* [The data]:
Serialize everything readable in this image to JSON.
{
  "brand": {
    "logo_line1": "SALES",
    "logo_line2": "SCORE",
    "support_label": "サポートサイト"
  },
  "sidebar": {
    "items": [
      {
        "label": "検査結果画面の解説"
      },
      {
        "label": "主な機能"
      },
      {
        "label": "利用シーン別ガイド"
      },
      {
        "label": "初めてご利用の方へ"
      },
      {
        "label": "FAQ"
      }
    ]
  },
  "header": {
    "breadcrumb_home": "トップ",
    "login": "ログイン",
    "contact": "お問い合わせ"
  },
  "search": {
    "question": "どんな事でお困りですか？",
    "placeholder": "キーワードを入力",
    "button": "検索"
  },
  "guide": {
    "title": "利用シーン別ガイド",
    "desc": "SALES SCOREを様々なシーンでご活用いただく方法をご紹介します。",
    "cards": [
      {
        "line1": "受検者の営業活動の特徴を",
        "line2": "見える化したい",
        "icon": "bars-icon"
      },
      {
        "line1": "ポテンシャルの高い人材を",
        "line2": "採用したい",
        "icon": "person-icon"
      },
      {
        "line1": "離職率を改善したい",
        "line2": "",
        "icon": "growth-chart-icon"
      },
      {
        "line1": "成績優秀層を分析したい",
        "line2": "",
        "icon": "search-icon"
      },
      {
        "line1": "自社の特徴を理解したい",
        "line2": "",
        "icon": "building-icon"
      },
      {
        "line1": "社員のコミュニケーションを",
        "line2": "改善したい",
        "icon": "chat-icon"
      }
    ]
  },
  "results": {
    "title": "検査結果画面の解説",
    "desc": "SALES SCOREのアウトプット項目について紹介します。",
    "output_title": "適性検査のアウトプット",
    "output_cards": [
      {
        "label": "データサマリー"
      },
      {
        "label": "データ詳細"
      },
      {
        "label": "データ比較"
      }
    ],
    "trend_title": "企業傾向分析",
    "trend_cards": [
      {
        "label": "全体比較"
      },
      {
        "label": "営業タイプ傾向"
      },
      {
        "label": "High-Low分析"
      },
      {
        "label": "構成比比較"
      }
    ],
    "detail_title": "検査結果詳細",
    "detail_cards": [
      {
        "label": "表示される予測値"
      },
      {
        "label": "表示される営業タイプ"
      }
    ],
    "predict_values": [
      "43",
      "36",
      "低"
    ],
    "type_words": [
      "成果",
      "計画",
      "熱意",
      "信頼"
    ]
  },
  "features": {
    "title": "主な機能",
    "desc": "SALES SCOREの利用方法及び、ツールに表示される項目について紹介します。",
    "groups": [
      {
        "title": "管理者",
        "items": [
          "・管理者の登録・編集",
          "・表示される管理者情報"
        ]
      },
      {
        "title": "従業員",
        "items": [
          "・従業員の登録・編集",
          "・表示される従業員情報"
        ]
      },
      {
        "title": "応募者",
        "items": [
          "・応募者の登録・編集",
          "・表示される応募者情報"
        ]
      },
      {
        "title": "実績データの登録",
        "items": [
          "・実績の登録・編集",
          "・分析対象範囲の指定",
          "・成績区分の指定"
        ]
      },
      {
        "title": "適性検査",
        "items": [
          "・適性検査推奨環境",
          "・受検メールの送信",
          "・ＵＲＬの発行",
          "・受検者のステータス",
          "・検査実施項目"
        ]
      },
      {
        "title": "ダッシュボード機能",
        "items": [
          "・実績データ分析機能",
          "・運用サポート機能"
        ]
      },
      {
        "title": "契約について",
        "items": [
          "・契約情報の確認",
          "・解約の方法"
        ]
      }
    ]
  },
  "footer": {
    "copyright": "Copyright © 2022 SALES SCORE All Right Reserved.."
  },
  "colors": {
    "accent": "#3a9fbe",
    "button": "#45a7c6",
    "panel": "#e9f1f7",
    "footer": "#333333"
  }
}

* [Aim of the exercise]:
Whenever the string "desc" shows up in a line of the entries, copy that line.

* [Written solution]:
    "desc": "SALES SCOREを様々なシーンでご活用いただく方法をご紹介します。",
    "desc": "SALES SCOREのアウトプット項目について紹介します。",
    "desc": "SALES SCOREの利用方法及び、ツールに表示される項目について紹介します。",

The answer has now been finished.